* **TASK INPUTS**:
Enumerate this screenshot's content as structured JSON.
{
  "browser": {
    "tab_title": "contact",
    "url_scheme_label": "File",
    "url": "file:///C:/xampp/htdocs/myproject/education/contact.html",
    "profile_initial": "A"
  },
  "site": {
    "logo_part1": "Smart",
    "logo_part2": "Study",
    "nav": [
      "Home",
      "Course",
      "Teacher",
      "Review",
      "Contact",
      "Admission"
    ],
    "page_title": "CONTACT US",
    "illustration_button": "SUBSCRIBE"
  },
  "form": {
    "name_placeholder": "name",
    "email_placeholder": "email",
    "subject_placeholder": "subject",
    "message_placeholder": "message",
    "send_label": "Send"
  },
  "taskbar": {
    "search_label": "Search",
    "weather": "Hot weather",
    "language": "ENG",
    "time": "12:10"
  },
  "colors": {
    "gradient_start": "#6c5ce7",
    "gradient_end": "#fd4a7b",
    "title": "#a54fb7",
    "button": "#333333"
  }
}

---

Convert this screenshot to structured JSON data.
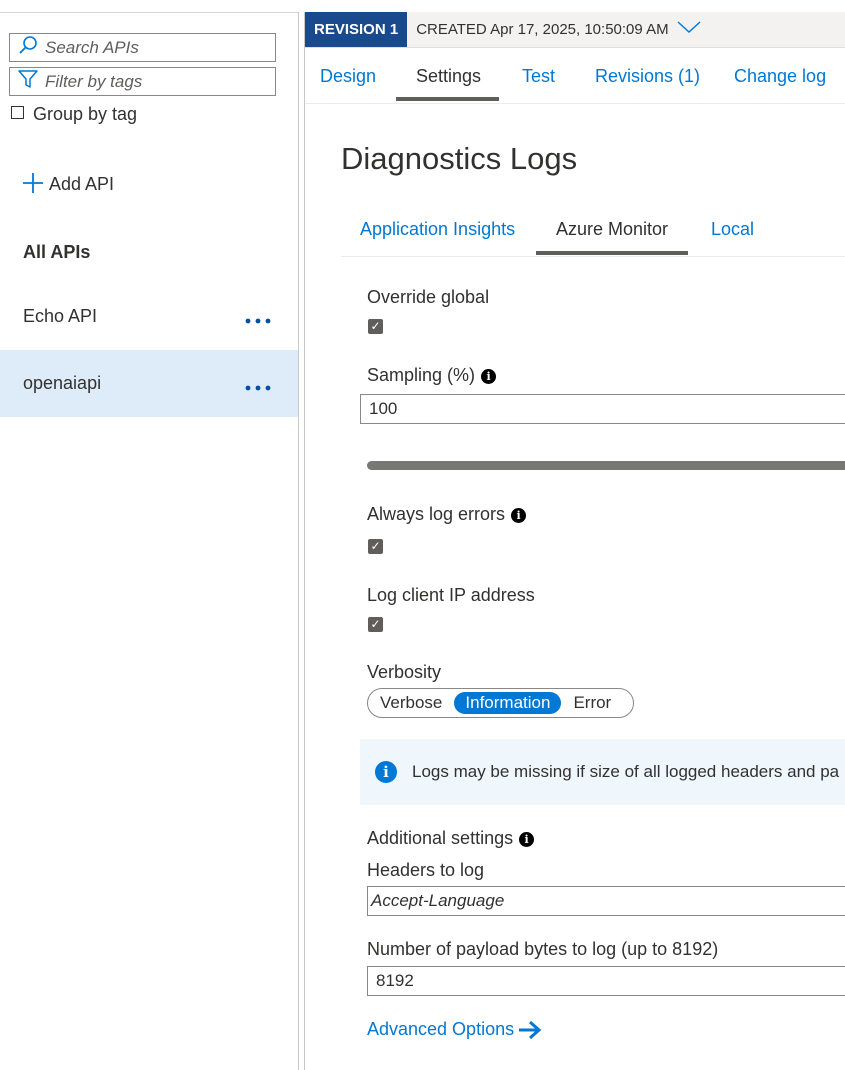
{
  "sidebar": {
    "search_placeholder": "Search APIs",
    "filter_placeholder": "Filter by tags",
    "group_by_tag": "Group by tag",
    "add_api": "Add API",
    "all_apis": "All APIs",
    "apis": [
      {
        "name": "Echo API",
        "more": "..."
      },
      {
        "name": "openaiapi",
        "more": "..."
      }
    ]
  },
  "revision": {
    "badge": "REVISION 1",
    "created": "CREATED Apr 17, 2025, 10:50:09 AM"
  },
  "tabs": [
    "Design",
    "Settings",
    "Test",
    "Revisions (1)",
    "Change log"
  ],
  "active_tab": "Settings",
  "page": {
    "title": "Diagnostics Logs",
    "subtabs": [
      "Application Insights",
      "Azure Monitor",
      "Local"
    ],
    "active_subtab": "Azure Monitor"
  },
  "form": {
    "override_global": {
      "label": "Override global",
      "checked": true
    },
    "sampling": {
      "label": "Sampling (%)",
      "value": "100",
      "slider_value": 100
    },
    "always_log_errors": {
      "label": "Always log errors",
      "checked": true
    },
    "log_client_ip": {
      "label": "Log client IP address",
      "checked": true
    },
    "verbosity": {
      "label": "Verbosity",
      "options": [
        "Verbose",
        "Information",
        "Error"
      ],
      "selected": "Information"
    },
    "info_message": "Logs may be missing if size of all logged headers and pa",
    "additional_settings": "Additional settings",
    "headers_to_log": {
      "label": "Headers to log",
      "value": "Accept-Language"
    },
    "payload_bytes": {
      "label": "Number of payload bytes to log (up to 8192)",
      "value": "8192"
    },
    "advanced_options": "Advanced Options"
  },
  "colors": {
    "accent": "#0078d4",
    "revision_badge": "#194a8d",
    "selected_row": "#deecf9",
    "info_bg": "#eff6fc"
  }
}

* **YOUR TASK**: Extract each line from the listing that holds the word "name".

* **ANSWER BOX**:
    "name_placeholder": "name",
        "name": "Echo API",
        "name": "openaiapi",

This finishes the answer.